After all the bad news about Latino academic achievement, here’s a ray of hope: College enrollment among Latinos ages 18 to 24 sky-rocketed 24% last year, according to a report by the Pew Hispanic Center, leading to an all-time high in the total numbers of Latino college students.
Even better: Pew cites improved educational attainment—not the brute force of population growth—as the engine behind this change. During this time, the young Latino population grew by seven percent—a healthy increase, but not the high-step that the enrollment rates represent.
Meanwhile, says Richard Fry, the lead author of the report and a Senior Research Associate at the Pew Hispanic Center, we might be seeing a silver lining to the dark cloud of the economy.
“Frankly, some of these young Latinos would probably rather be working,” he says. “But they can’t find jobs, so they figure they might as well go to college and improve their skill set.”
Between 2009 and 2010, the numbers of Latinos enrolled in college grew by about 349,000 far outstripping the increase of 88,000 more black college students and 43,000 more Asian-American students seen that year. The number of white college students actually fell 320,000.
These changes mean that, for the first time, Latino students outnumbered black students on campus—though not in the halls of the nation’s four-year colleges, where black students are still the largest minority group (albeit by a shrinking margin).
Fry says the the economy—or rather, how it has affected different parts of the country—may be one of the factors behind why the number of, say, black students in college, while continuing to rise steadily, as it has for years, did not surge like Latino numbers.

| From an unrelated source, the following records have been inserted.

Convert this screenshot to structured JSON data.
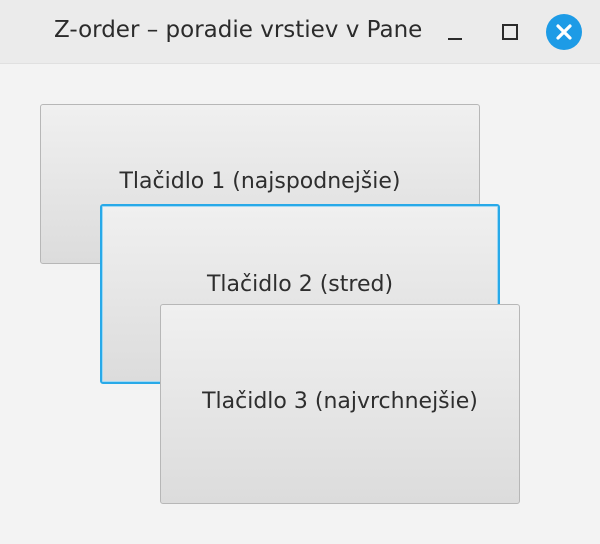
{
  "window": {
    "title": "Z-order – poradie vrstiev v Pane",
    "controls": {
      "minimize_icon": "minimize-icon",
      "maximize_icon": "maximize-icon",
      "close_icon": "close-icon",
      "close_color": "#1d9be6"
    }
  },
  "pane": {
    "buttons": [
      {
        "label": "Tlačidlo 1 (najspodnejšie)"
      },
      {
        "label": "Tlačidlo 2 (stred)",
        "focused": true,
        "focus_color": "#28a9e8"
      },
      {
        "label": "Tlačidlo 3 (najvrchnejšie)"
      }
    ]
  }
}
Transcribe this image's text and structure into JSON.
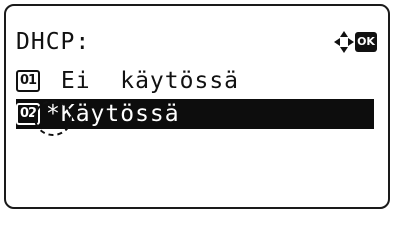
{
  "screen": {
    "title": "DHCP:",
    "ok_label": "OK",
    "nav_icon": "four-way-arrow-icon"
  },
  "options": [
    {
      "number": "01",
      "label": " Ei  käytössä",
      "selected": false
    },
    {
      "number": "02",
      "label": "*Käytössä",
      "selected": true
    }
  ],
  "colors": {
    "foreground": "#111111",
    "background": "#ffffff",
    "highlight": "#0d0d0d"
  }
}
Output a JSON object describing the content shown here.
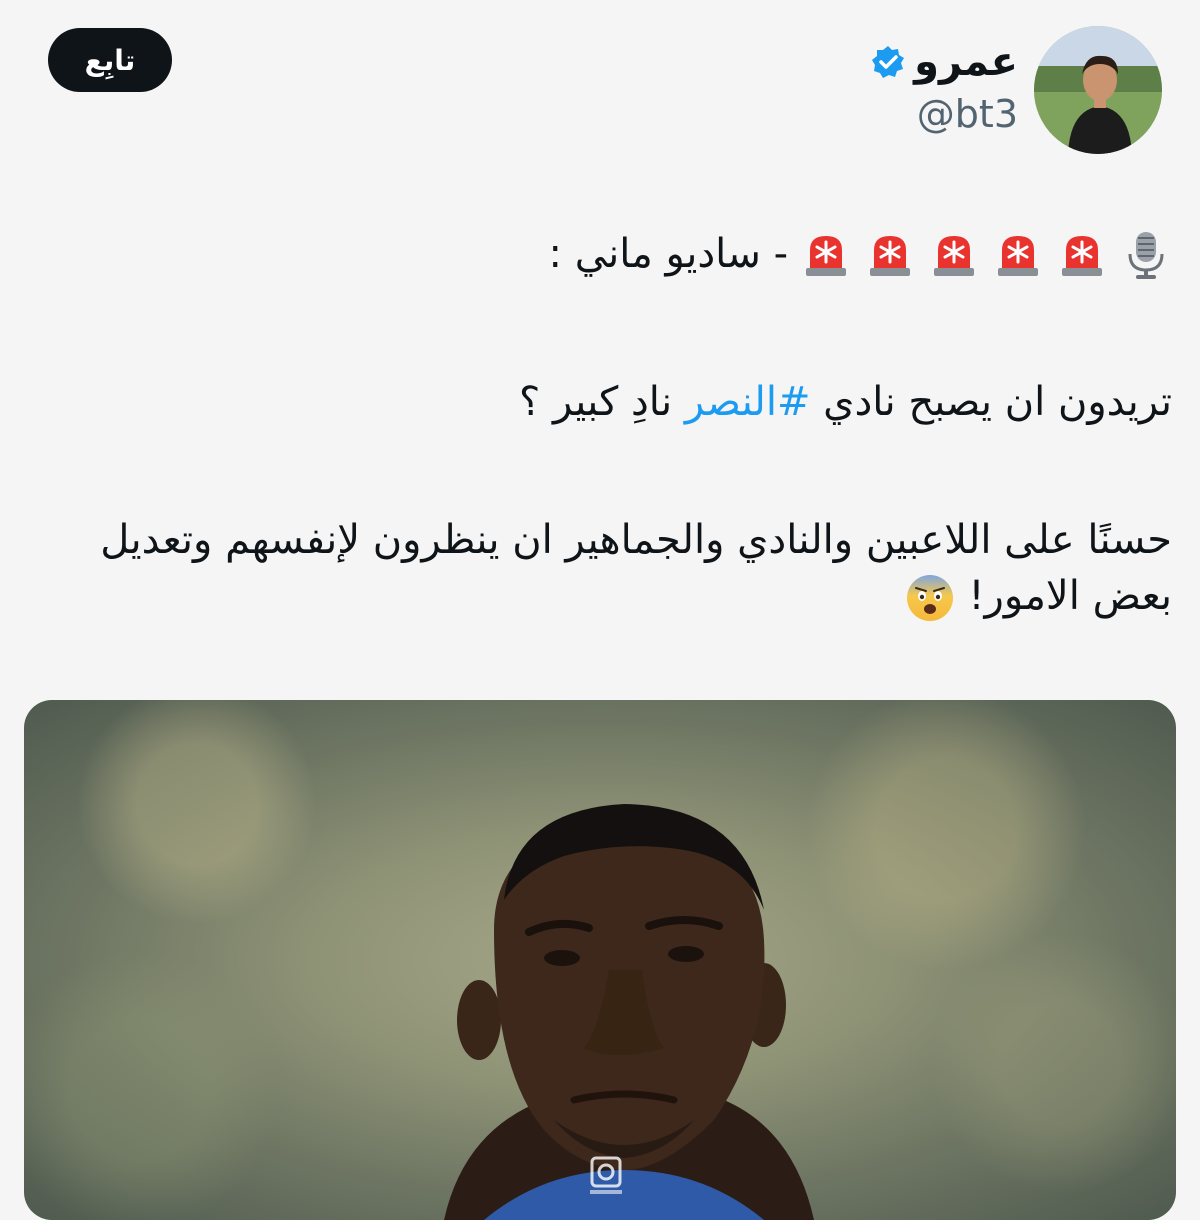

“My hunch—and it’s just a hunch, because it wasn’t part of the study—is that because large numbers of Latinos live in some of the states that were hardest hit by the housing crisis, such as California, Arizona, Nevada and Florida, they might be experiencing the economy different than other ethnic groups,” he says.
Much of the growth in Latino enrollment has been through community colleges. Last fall, 56% of Latino students were enrolled at four-year institutions, proportionally less than Asian (78%), white (73%), and black (63%) students.
Not all the news is sunny: While enrollment of Latinos is at a record 32%, young black (38%), white (43%) and Asian (62%) adults are still more likely to get a higher education.